▶ [WHAT YOU SHOULD DO]: Looking through the data below, work out how many lines have the word "value". Reply with that number only.

○ ○ ○ ○ ○ ○ ○

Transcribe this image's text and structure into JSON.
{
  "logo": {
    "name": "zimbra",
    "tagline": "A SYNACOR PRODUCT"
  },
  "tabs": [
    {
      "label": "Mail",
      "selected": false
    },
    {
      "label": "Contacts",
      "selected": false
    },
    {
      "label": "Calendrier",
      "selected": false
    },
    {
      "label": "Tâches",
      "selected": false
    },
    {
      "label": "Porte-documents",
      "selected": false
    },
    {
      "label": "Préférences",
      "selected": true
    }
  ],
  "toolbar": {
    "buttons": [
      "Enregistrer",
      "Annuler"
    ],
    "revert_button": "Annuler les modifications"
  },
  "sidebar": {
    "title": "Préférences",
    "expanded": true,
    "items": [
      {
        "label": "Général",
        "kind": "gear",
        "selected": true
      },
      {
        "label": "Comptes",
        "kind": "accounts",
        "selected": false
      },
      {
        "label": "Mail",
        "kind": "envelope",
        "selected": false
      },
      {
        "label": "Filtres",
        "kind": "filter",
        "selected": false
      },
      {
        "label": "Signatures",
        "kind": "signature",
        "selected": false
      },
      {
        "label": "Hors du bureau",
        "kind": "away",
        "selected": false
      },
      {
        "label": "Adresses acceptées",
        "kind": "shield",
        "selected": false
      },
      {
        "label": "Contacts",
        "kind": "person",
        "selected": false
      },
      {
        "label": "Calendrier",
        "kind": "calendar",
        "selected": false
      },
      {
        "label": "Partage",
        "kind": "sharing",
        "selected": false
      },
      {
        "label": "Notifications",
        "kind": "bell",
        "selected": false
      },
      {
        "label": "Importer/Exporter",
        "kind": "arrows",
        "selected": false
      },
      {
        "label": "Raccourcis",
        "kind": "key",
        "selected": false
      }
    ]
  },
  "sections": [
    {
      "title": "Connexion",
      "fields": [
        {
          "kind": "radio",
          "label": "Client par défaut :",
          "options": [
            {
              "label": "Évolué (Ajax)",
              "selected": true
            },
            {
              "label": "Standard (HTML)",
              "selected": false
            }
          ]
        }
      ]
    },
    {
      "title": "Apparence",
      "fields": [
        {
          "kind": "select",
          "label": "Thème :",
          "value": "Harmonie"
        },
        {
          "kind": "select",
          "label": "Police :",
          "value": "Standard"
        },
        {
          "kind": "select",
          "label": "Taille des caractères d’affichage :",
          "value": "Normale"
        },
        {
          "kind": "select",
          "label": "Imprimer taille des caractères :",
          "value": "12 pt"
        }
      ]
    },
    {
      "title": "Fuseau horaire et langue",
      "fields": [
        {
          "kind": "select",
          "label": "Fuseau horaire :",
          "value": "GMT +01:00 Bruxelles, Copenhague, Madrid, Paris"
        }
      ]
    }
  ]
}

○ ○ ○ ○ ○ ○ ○

▶ [REPLY TO THE TASK]: 5